How do I know if my child is
It is not easy to determine the "right" time for your child to become
involved with organized sports. Since Children's coordination,
ability to focus, maturity level, and strength vary at different ages
there is no concrete method to determine whether your child is ready.
is never too early to begin teaching fundamental movements, such as
throwing a ball, jumping, kicking and running. All of these
activities might help your child's athletic ability in the future.
the decision to enroll your child in an organized sport consider your
child's physical, emotional and cognitive readiness.
the following questions:
- Will your
child be able to attend practices on a routine basis?
- Can your
child understand and follow the rules of the game?
- Will your child
be able to work as a team unit rather than wanting to satisfy personal
- Does your child want to do
it for themselves or because a friend is participating?
Depending on how you
answer these questions should help to determine your child's readiness.
What is the best age
to start my child?
Assuming that you are satisfied with your child's ability to
participate, five or six is generally the accepted earliest starting age
for organized sports.

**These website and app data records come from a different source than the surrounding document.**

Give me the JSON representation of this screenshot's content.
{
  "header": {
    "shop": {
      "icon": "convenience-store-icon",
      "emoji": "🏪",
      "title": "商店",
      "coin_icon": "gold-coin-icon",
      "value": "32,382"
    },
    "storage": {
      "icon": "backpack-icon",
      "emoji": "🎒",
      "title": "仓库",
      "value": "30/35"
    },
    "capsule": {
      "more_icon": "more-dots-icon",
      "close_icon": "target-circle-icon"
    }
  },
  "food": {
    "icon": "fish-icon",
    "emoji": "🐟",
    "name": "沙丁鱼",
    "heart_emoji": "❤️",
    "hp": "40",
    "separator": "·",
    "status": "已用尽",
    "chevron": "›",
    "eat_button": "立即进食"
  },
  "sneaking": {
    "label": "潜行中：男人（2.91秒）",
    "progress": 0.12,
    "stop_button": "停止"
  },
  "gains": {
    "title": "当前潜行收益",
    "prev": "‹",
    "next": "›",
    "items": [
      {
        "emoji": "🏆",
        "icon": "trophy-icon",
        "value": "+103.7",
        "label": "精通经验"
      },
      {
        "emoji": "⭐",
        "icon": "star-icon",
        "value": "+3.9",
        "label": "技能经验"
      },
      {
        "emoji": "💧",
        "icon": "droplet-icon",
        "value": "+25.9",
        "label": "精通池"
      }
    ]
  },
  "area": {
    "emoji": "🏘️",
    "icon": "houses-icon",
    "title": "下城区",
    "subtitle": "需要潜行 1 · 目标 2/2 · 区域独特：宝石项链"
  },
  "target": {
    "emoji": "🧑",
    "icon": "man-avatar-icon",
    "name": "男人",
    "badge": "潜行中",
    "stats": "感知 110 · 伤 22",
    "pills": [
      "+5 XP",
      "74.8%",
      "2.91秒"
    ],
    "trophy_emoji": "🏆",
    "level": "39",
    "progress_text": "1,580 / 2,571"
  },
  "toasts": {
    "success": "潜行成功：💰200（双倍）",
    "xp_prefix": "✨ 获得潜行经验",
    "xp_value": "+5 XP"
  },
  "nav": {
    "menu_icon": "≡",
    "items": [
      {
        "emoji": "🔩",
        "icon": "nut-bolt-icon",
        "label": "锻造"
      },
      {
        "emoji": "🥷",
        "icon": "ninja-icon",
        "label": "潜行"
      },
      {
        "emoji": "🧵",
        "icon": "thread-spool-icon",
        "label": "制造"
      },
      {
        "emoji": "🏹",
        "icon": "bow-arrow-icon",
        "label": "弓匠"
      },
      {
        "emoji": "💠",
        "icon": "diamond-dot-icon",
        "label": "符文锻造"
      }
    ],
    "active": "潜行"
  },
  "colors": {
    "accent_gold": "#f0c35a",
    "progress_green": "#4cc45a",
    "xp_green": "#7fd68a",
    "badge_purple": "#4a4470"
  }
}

Serious competitive sports are not
recommended until the age of 8.
At five or six
participation should be limited to sports that will encourage skill
development through fun activities. Remember that every child has
a different degree of athletic ability. Some children are natural
athletes and the sport will come very easy to them do not let this
discourage your child. Training will improve
their coordination and therefore their performance.
Sports should be fun
for your child.....
You should encourage your
children to participate in sports, but never forget that it must be fun.
At an early age play and fun are more important than competition.
Be sure to remember that
you must balance organized activities and free time. A child needs
to be able to play in an unstructured environment on a routine basis.
Can my child do
something other than organized sports?
If you find
that your child is not ready to participate in organized sports there
are other options, such as gymnastics, dance, martial arts, and
swimming, that your child could become involved in.
important thing for you to remember is that your child's first
experience must be positive to encourage them to continue or else
they will be discouraged from the sport or activity.